We were talking with a missionary at the guest house about how perceptions of missions have changed over the generations.  He said that as his job is with linguistics, it's interesting which words Christians use when thinking about doing Christian work.  He said the generation before us talked of "sacrifice."  Our generation talks of "commitment."  The new generation talks of "passion."  Because passion runs out, it doesn't take a person as far as commitment.  Because commitment has boundaries, it doesn't take a person as far as sacrifice.

Conclusion:  I may be a wimp to my parents generation, but I'm a fanatic to my children.

I also learned about a poll taken at an Urbana missions conference of the new generation about what they see as the length of a short-term mission.  Answer:  1-2 weeks.  The length of a long-term mission: about 6-9 months.

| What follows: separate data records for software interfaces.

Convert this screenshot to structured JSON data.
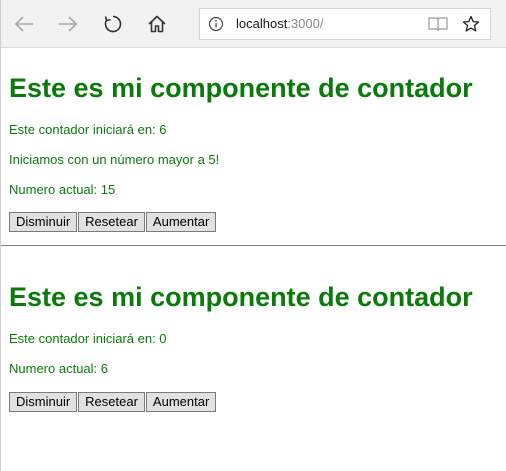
{
  "browser": {
    "url_host": "localhost",
    "url_path": ":3000/",
    "icons": {
      "back": "arrow-left-icon",
      "forward": "arrow-right-icon",
      "refresh": "refresh-icon",
      "home": "home-icon",
      "info": "info-icon",
      "reader": "reading-view-icon",
      "favorite": "star-icon"
    }
  },
  "counters": [
    {
      "title": "Este es mi componente de contador",
      "start_text": "Este contador iniciará en: 6",
      "extra_text": "Iniciamos con un número mayor a 5!",
      "current_text": "Numero actual: 15",
      "buttons": {
        "decrease": "Disminuir",
        "reset": "Resetear",
        "increase": "Aumentar"
      }
    },
    {
      "title": "Este es mi componente de contador",
      "start_text": "Este contador iniciará en: 0",
      "current_text": "Numero actual: 6",
      "buttons": {
        "decrease": "Disminuir",
        "reset": "Resetear",
        "increase": "Aumentar"
      }
    }
  ],
  "colors": {
    "text_green": "#0a7a0a",
    "toolbar_bg": "#f2f2f2",
    "button_bg": "#e1e1e1"
  }
}
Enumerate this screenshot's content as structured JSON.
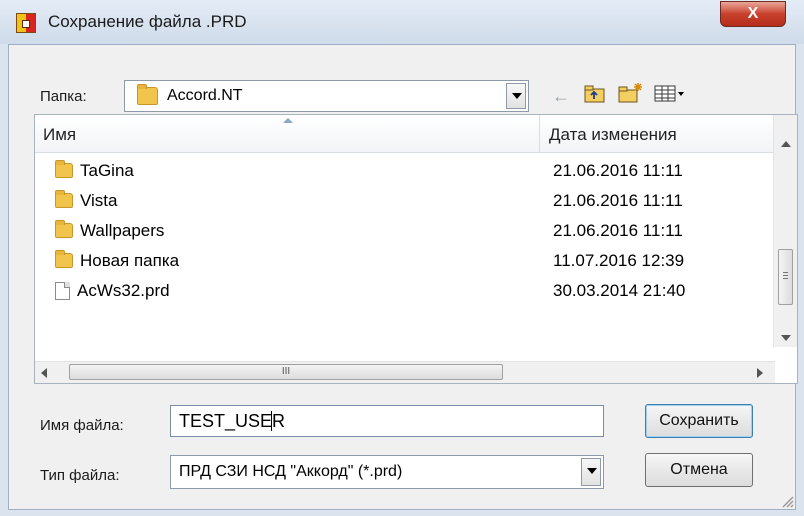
{
  "window": {
    "title": "Сохранение файла .PRD",
    "close_symbol": "X"
  },
  "folder_bar": {
    "label": "Папка:",
    "current": "Accord.NT"
  },
  "toolbar": {
    "back": "←"
  },
  "file_list": {
    "columns": [
      "Имя",
      "Дата изменения"
    ],
    "rows": [
      {
        "name": "TaGina",
        "date": "21.06.2016 11:11",
        "type": "folder"
      },
      {
        "name": "Vista",
        "date": "21.06.2016 11:11",
        "type": "folder"
      },
      {
        "name": "Wallpapers",
        "date": "21.06.2016 11:11",
        "type": "folder"
      },
      {
        "name": "Новая папка",
        "date": "11.07.2016 12:39",
        "type": "folder"
      },
      {
        "name": "AcWs32.prd",
        "date": "30.03.2014 21:40",
        "type": "file"
      }
    ],
    "scroll_grip": "III"
  },
  "filename": {
    "label": "Имя файла:",
    "value": "TEST_USER"
  },
  "filetype": {
    "label": "Тип файла:",
    "value": "ПРД СЗИ НСД \"Аккорд\" (*.prd)"
  },
  "buttons": {
    "save": "Сохранить",
    "cancel": "Отмена"
  }
}
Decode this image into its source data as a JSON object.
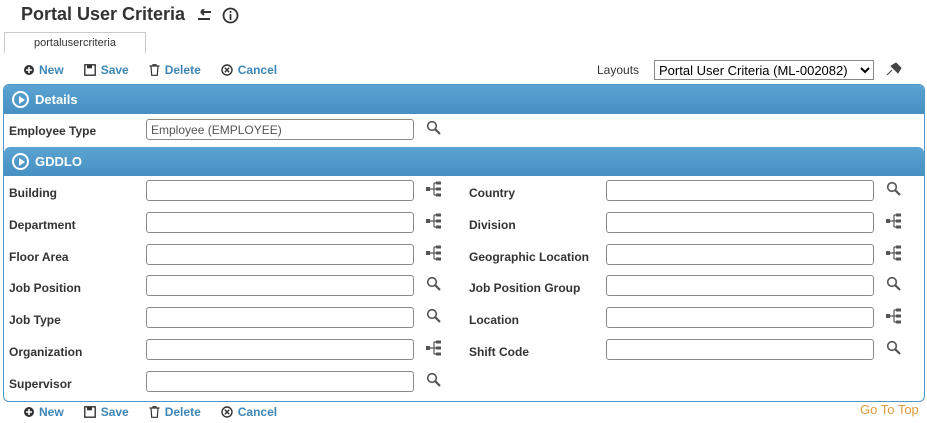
{
  "page": {
    "title": "Portal User Criteria"
  },
  "tab": {
    "label": "portalusercriteria"
  },
  "toolbar": {
    "new": "New",
    "save": "Save",
    "delete": "Delete",
    "cancel": "Cancel"
  },
  "layouts": {
    "label": "Layouts",
    "selected": "Portal User Criteria (ML-002082)"
  },
  "details": {
    "title": "Details",
    "employee_type": {
      "label": "Employee Type",
      "value": "Employee (EMPLOYEE)"
    }
  },
  "gddlo": {
    "title": "GDDLO",
    "left": [
      {
        "label": "Building",
        "icon": "tree-icon"
      },
      {
        "label": "Department",
        "icon": "tree-icon"
      },
      {
        "label": "Floor Area",
        "icon": "tree-icon"
      },
      {
        "label": "Job Position",
        "icon": "search-icon"
      },
      {
        "label": "Job Type",
        "icon": "search-icon"
      },
      {
        "label": "Organization",
        "icon": "tree-icon"
      },
      {
        "label": "Supervisor",
        "icon": "search-icon"
      }
    ],
    "right": [
      {
        "label": "Country",
        "icon": "search-icon"
      },
      {
        "label": "Division",
        "icon": "tree-icon"
      },
      {
        "label": "Geographic Location",
        "icon": "tree-icon"
      },
      {
        "label": "Job Position Group",
        "icon": "search-icon"
      },
      {
        "label": "Location",
        "icon": "tree-icon"
      },
      {
        "label": "Shift Code",
        "icon": "search-icon"
      }
    ]
  },
  "footer": {
    "goto_top": "Go To Top"
  }
}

 Times and perceptions are changing.  Technology makes time seem to rush by quickly.  But in the whirlwind, there's the Rock to hold onto that doesn't change.  (Yahoo!)

Tuesday, October 13, 2015

PNG End of year celebration-Day 2: "Clear Sailing?"

The good thing about leading office devotions is that you learn more about what you learned before, because you say it out loud.  Even if nobody else thinks the lesson is significant, I feel so enriched.

The story of Elizabeth and Zachariah in Luke 1 has really captured my attention.  Because Elizabeth couldn’t have children, she was shamed by society.  Even though this couple did everything right, society would say God wasn’t pleased with them because He didn’t bless them with children.

I wonder what they thought.  Did they think God didn’t love them or approve of them?  The fact was that God considered them righteous.  Hundreds of years before, He knew He’d bless them with baby John (the Baptist.)  (Mal. 3:1) This couple faithfully walked with God all their lives, but didn’t experience a baby until they were old.

In naming the baby John, they went against the approval of society and family.  People assumed the baby would be named after the father.  They didn’t accept Elizabeth’s declaration of the name John, so they went to Zachariah.  He wrote down the name John...then miraculously was able to speak again.

Because this couple did what they knew in their hearts God wanted them to do, everyone around them was amazed and able to see God had a special purpose for this baby.  Just as people were wondering what that purpose was, the Holy Spirit gave the baby’s dad words of prophesy that told the people what that purpose was to be.  If the parents had caved into the approval of friends and family, no one would be prepared for the significant ministry of this new baby boy.

Somehow I fall into the thinking that if I do everything right, I’ll have “clear sailing” in life.  God will make circumstances fall into place that will make everything EASY.  However, as I read the Bible, I can’t find easy circumstances anywhere.  Every person I read about has obstacles to overcome.  It seems that in the midst of life’s struggles...the battles and the victories, that’s where God’s glory shines.

The lie: Because God loves me I’ll have “clear sailing” in life.

The truth: Because God loves me, I’ll never be alone in hard circumstances, and His plan for me is has always been for my good since the beginning of time.

Sunday, October 11, 2015

PNG End of Year Celebration Day 1: "Getting Here!"

Yes.  Once again I find myself on a plane to Papua New Guinea, this time to hear from the staff and students what God has done this year.

When sitting on the plane, I enter the no-man's land of being between two worlds.  I leave behind family, church, friends, weekly commitments...and my house and pets to the care of our housesitter.   I think ahead to the world I'm about to enter and I wonder if I packed what was necessary for all possible situations.  (Probably not!)  Because we leave at 3:15 am, and all thinking tends to be fuzzy anyway, it's a good time to read a book and just exist in a suspended state for a while.  That's when life threw a new item my way.  The flight attendant brought a snack and a eating utensil I've never seen before!  I'd heard of a spork (a cross between a spoon and a fork,) but this...what could it be:  a spife? a knoon?  And  who designed this thing that a person has to hold the blade of a knife in order to use a spoon?  Such big thoughts for a sleepy brain.

All will be well in the morning, right God?